HYY actively works to ensure that there is no discrimination, harassment, racism or other inappropriate treatment in the Student Union. HYY must be a safe space for everyone.
Equality means that all human beings are equal regardless of any personal reasons or characteristics, which include gender, age, ethnic and national origin, nationality, language, religion and belief, opinion, disability, health and sexual orientation. Equality is one of the values of our Student Union.
Our key steering documents related to equality are the Equality Plan and the Policy Paper. The Equality Plan guides our internal operation in relation to organisations operating under us, for instance. The Policy Paper, on the other hand, describes our policies as relevant to the advocacy work we conduct towards the University and society.
We support the organisations operating under us and encourage them to take equality into account as well as create a safer atmosphere for all students. Organisations’ activities may not conflict with our Equality Plan. We organise training events annually on different aspects of equality and have also drafted equality instructions for organisations. Organisations can also borrow a portable induction loop.
We provide the organisations operating under us with different facilities they can use. The New Student House and Domma both have facilities for organising meetings, parties, academic dinner parties and sauna evenings. Information on the accessibility of our premises is available here.

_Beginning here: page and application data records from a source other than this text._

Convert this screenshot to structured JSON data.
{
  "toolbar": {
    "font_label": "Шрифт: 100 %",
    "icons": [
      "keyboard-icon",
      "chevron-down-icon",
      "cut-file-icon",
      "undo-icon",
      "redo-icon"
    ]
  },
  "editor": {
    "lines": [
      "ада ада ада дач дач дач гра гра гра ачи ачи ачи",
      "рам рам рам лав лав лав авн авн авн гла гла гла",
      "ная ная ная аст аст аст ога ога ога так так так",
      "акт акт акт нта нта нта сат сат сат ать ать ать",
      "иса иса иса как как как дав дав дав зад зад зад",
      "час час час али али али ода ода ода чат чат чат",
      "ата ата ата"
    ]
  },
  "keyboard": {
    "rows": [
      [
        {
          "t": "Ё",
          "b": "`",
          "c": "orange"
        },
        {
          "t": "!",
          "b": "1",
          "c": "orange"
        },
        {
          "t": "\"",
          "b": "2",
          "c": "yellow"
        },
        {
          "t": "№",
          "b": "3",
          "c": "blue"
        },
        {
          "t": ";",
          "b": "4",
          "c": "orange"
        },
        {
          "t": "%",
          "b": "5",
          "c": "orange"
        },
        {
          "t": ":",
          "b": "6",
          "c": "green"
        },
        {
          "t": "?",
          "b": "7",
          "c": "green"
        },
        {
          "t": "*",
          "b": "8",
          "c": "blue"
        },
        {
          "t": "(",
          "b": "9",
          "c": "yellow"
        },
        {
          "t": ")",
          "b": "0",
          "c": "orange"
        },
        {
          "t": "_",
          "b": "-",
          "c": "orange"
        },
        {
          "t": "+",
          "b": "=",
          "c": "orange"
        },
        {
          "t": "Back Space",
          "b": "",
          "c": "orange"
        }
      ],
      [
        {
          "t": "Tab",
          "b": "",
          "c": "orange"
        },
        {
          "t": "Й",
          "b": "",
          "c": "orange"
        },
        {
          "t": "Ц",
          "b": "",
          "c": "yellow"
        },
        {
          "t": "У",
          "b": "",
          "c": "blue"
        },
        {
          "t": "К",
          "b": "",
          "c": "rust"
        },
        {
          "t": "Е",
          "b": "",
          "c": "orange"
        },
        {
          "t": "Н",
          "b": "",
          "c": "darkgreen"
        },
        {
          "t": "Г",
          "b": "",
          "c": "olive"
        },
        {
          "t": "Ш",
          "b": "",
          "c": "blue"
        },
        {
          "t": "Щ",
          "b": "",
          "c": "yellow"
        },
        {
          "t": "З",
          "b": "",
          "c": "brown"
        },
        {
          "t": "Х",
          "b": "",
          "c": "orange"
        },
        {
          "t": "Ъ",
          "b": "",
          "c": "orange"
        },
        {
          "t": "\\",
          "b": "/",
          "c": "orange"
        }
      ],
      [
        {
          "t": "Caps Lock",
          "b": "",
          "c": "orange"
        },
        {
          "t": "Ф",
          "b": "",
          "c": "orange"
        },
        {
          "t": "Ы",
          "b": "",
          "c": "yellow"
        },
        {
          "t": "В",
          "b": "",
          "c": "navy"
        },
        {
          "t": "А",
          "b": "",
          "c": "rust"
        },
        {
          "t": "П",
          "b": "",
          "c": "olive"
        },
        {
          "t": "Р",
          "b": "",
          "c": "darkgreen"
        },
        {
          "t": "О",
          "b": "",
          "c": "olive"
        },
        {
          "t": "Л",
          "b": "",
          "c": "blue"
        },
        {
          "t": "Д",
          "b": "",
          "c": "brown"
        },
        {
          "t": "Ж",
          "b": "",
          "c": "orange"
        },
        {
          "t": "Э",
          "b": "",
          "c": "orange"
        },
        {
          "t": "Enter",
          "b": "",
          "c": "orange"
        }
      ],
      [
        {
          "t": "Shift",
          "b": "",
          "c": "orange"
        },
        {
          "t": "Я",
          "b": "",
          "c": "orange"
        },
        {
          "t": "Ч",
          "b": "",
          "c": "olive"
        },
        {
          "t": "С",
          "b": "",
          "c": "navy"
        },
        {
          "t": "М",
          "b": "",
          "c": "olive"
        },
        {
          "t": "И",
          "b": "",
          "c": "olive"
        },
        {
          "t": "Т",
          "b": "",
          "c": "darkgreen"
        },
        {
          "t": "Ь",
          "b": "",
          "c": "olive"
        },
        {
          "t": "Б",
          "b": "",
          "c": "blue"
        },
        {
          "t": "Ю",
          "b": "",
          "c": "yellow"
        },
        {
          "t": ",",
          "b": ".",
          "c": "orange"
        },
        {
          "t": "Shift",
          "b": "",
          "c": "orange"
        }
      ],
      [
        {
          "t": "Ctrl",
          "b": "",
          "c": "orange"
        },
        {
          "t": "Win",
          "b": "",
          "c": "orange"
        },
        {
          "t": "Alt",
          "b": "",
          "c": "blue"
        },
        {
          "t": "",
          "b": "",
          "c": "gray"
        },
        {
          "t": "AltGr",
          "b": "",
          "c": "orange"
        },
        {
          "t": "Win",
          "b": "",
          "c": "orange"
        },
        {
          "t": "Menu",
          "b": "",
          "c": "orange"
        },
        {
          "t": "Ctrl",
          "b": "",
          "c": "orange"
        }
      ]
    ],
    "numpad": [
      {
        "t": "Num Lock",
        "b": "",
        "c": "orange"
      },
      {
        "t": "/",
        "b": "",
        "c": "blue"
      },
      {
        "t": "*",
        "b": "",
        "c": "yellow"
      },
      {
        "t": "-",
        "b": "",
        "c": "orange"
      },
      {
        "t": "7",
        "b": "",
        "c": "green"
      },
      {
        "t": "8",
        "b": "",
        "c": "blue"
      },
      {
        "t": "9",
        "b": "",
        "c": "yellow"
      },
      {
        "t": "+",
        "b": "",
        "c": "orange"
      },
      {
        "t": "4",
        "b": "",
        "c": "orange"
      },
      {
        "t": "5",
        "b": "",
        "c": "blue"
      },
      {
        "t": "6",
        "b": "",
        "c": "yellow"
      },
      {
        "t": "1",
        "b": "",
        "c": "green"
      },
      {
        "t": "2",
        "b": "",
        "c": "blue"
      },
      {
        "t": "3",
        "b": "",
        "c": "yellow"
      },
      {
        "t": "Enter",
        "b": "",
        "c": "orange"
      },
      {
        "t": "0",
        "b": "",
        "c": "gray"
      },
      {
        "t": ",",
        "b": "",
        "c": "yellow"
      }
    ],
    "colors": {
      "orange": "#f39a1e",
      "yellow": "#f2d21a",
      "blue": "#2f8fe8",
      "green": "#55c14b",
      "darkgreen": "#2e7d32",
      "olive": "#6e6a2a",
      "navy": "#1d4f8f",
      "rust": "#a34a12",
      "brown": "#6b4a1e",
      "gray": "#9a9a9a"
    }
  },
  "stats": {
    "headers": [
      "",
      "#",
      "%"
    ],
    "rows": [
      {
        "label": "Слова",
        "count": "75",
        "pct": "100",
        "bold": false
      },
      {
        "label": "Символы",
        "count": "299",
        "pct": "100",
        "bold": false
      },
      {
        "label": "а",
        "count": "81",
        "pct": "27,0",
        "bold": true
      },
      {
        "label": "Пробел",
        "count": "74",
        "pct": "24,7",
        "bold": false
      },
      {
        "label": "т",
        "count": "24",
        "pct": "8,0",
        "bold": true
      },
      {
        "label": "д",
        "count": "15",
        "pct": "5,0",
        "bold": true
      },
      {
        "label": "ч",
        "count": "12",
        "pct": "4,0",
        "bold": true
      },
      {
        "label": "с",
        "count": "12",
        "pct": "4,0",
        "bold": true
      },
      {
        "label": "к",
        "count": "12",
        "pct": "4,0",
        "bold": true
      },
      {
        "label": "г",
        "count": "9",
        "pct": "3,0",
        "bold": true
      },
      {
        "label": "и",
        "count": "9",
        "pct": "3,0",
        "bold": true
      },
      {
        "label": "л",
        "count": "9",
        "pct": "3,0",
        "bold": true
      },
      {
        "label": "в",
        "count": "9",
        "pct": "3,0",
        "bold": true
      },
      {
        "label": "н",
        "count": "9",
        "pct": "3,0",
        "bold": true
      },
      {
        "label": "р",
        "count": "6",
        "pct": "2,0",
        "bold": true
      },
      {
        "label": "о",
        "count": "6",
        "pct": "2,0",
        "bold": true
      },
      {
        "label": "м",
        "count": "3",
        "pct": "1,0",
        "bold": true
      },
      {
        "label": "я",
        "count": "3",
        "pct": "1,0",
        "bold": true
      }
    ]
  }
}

HYY’s principles of safer space apply to our activities and events. With our principles, we aim to create practices that help everyone promote a safer and more equal environment.
HYY has two harassment contact persons who offer support to HYY’s members who have encountered harassment, bullying, discrimination or any other kind of inappropriate treatment. Organisations operating under HYY may also consult the harassment contact persons in harassment cases. Any contacts with the harassment contact persons are entirely confidential, and the harassment contact persons are under an obligation of secrecy.
The harassment contact persons offer advice on processing the situation and, if needed, support you with taking the matter forward. They can, for instance, help you find the right parties to contact or create a plan of action, or they can facilitate discussion between different parties. In cases involving University personnel, we will also include the University’s harassment contact persons in the process. No case will be taken forward unless you want to do so.
The harassment contact persons are not judges or officials – they are a neutral party helping you process the situation. They do not punish the person accused of harassment or resolve the situation for you. The accused also has the right to be heard. A successful contact requires you to be active and prepared to discuss the matter. Contacting a harassment contact person does not replace the potential need to seek professional help either. If you are worried about your coping in the situation, please contact the FSHS or some other help provider. When there is suspicion of a crime having been committed, please always contact the police, too.
You can reach both harassment contact persons by email at email@example.com
Tiia Niemi, firstname.lastname@example.org, 050 543 9608
Janne Kajander, email@example.com, 050 543 9609
If the person harassing you is a staff member at the University, you can also contact the University’s harassment contact persons:
Timo Valtonen, firstname.lastname@example.org
Terhi Somerkallio, email@example.com
In the context of the harassment contact person activities, harassment refers to inappropriate and undesired behaviour. Harassment may occur through expressions, speech, messages, gestures or touching, for instance.
In legislation, harassment means infringing human dignity in such a way that it creates a degrading or intimidating environment towards another person. Harassment may be related to characteristics including gender, age, origin, nationality, language, religion, belief, opinion, political activity, trade union activity, family relationships, state of health, disability and sexual orientation.
Violating organisations’ principles of safer space or other instructions may also be interpreted as harassment.
All conflict situations between individuals do not automatically constitute harassment or bullying.
Each harassment situation is different, so we will look for the measures that best suit the situation. Below is an example of how the process could proceed in some situations.
The key equality actor at the University of Helsinki is the Equality and Diversity Committee. The composition of the committee includes the vice rector in charge of equality, the University’s equality advisor and two student representatives. The committee is in charge of promoting equality at the University through the University’s Equality and Diversity Plan, for instance. Do not hesitate to contact members of the committee if you want to influence the realisation of equality at the University!
The accessibility of studies is supported by individual arrangements – practical arrangements used to facilitate smooth study progress. You may require such arrangements due to dyslexia or a sensory disability, for instance. The realisation of the arrangements is determined based on your situation and needs. The arrangements may entail, for instance, receiving lecture material in advance, additional time for returning an assignment or an alternative completion method.
There are both equality and accessibility liaisons operating at the University. You can contact them on a low threshold on any matters related to equality or accessibility, and their contact details can be found here.